The woman's son asked Martensen about the possibilities of a lawsuit. Dementia is a known side effect of this type of surgery, so why hadn't the surgeon discussed it? Martensen warned the son, "You're in a field where you do a lot of negotiating. Your mother at the time ran her own craft business. The risks are here, buried in the fine print."
My own view is that the surgeon should still have gone out of her way to warn about risks, especially such serious risk. I would have encouraged them to sue (if they had means ) to teach the surgeon (and other surgeons) a strong lesson. Doctors tend to see risks abstractly.Read more ›
Heather Losee, RN, MPA

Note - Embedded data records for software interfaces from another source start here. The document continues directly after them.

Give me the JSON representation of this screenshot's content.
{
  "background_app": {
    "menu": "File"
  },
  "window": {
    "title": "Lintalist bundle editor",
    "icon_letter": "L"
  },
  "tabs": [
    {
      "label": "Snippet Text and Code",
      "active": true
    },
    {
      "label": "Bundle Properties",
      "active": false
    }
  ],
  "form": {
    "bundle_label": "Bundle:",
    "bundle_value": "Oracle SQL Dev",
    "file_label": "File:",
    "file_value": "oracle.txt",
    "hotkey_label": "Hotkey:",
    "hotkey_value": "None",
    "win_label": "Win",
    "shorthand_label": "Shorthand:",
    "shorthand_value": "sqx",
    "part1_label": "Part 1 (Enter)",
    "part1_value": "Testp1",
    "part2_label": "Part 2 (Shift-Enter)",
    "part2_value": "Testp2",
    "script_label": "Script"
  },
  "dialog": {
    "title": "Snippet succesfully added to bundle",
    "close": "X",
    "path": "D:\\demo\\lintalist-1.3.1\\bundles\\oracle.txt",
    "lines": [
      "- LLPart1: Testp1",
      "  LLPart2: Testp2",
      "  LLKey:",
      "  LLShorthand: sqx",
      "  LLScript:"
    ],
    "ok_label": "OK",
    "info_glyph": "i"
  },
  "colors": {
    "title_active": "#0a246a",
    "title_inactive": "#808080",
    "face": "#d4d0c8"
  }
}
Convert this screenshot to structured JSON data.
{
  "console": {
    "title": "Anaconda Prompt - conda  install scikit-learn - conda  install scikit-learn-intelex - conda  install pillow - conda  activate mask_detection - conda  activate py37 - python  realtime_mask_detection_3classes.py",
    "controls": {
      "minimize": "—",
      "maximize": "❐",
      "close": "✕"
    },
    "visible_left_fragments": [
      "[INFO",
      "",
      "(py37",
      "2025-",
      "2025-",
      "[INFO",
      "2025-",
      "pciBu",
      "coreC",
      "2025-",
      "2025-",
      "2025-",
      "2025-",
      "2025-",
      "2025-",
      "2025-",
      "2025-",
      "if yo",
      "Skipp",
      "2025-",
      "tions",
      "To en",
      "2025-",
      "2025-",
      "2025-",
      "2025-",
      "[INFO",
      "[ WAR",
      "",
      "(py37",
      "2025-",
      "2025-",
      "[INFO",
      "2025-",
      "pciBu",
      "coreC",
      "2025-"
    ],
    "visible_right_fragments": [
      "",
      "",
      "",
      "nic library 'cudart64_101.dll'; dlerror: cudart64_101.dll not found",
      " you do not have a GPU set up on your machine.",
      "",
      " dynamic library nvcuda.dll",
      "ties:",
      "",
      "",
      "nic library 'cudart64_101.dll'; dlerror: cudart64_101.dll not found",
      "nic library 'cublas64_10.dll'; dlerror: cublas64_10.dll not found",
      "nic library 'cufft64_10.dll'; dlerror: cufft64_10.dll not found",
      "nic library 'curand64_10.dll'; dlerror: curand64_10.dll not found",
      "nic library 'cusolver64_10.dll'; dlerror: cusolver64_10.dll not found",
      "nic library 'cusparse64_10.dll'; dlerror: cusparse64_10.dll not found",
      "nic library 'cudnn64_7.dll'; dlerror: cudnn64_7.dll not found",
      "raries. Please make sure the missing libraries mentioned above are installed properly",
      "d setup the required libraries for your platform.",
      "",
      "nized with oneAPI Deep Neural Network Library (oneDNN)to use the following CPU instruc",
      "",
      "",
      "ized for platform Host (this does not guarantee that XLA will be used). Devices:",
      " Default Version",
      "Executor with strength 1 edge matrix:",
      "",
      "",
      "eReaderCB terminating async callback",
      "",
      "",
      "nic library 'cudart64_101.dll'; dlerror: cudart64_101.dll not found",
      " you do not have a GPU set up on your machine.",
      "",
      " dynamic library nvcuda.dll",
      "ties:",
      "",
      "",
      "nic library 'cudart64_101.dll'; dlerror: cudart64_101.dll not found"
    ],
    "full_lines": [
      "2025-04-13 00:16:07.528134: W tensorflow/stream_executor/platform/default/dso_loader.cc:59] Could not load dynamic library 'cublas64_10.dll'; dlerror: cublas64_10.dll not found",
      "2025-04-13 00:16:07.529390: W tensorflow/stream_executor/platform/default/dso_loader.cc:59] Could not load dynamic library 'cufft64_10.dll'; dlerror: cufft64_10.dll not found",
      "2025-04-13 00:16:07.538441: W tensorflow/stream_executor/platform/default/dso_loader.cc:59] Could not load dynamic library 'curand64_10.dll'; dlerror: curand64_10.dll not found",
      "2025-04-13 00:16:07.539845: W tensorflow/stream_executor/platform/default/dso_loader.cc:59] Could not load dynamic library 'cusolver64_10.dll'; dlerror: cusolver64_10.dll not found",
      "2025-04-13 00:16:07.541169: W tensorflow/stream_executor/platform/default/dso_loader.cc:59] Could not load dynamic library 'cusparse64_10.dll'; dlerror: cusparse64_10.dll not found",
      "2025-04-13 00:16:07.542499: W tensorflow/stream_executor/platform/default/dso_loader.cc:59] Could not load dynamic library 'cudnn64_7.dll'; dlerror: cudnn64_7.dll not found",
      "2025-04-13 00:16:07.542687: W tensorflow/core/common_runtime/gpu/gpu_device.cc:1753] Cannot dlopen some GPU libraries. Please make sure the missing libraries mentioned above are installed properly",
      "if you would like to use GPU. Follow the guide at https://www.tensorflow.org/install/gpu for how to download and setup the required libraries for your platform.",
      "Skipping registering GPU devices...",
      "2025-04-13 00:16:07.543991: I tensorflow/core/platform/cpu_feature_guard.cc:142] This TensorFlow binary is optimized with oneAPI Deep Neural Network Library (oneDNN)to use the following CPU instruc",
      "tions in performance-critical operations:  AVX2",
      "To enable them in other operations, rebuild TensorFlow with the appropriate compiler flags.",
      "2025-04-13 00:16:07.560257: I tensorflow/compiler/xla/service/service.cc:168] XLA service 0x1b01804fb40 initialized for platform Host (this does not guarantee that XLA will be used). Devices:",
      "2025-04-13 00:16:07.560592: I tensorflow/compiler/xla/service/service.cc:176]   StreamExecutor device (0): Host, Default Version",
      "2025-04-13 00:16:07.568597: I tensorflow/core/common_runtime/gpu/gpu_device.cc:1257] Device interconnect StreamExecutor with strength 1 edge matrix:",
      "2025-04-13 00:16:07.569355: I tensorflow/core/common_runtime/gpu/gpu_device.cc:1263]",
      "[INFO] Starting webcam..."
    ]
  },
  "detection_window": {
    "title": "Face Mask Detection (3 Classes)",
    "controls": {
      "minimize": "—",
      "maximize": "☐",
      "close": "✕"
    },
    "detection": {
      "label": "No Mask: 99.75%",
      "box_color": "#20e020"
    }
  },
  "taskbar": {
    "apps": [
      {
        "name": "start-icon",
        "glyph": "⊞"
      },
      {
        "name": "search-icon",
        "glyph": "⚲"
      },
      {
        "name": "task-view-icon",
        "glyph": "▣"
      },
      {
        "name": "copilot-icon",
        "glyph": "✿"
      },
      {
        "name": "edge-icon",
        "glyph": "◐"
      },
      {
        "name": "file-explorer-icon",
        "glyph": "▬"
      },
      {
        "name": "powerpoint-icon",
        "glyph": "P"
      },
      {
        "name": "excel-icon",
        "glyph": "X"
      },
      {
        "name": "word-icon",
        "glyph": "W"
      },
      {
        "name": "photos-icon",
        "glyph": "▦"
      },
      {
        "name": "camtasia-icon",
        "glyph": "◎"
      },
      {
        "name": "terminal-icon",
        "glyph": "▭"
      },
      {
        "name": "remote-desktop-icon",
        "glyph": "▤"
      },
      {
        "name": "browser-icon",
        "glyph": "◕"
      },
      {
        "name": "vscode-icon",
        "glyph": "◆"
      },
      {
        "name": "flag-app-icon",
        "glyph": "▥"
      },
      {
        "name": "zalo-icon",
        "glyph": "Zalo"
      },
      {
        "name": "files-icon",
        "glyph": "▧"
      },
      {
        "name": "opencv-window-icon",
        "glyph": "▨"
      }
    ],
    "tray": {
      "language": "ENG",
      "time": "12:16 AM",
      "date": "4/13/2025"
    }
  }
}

The most moving parts of the book, to me, were the stories of individuals facing a difficult end. Not knowing, of course, when death would come, but dealing with it and making crucial decisions about how much care they wanted.
We've all thought about this, haven't we? At one end of the spectrum is that misleading line, "If I get to that state, just shoot me." No one is going to shoot us. At the other end of the spectrum is the bad fall we might take one day when we are deep into our own dementia. A telephone call is made by whoever is looking after us, the squad arrives and swings into their normal, predestined mode: Take care of the patient.
Martensen imagines how the death of his own father might have been prolonged (for better or worse) if the paramedics had arrived to find him unresponsive and not breathing. "Whether or not [his wife] told them of his Do Not Resuscitate status, the paramedics would likely have put in an artificial airway--an endotracheal tube--and begun ventilating him. They would have done so because he possessed vital signs--a pulse and blood pressure--and emergency field protocols specify ventilatory support when they are present, regardless of the circumstances."
You can have your DNR tattooed on your forehead, but this will not necessarily change the paramedic practices. Then, in the ER, you will almost certainly be put on a ventilator, and admitted to the Internal Care Unit. Once the ventilator is installed, it's not easy to get it taken out--and so the patient finds himself, if conscious of his own condition, in a state that he worked hard to avoid.Read more ›
Most Recent Customer Reviews
I've never written a review on Amazon but this book is so fantastic I am doing so. As an ICU Nurse this book has served me well when friends have dealt with severe illness in... Read morePublished 9 months ago by Amazon Customer
I have read this book and recommend everyone buy it and get your WHOLE family to read it. The knowledge gained from reading this book might make a lot of tough decisions coming... Read morePublished 18 months ago by Traveler50
Very well written, and thought provoking. I could relate to a number of the life stories shared in this book. Read morePublished on July 6, 2014 by Edmuncm
Thoughtful and poignant whether you are a patient, a physician or a family member. It gives insight into todays hi-tech medical therapyPublished on January 23, 2014 by Robert P. Harvey
My friend lost her first grandchild to a tragic medical blunder about six months ago and was left both devastated and angry, unable to console herself or her daughter. Read morePublished on February 27, 2013 by Edelweiss
I needed this book for school! It was a great buy and a great read. If you are a book worm this is a must read! Speedy shipping!Published on February 20, 2013 by Tiffany
This is one of the best commentaries on planning one's medical interventions at any agePublished on September 8, 2010 by schoolmarm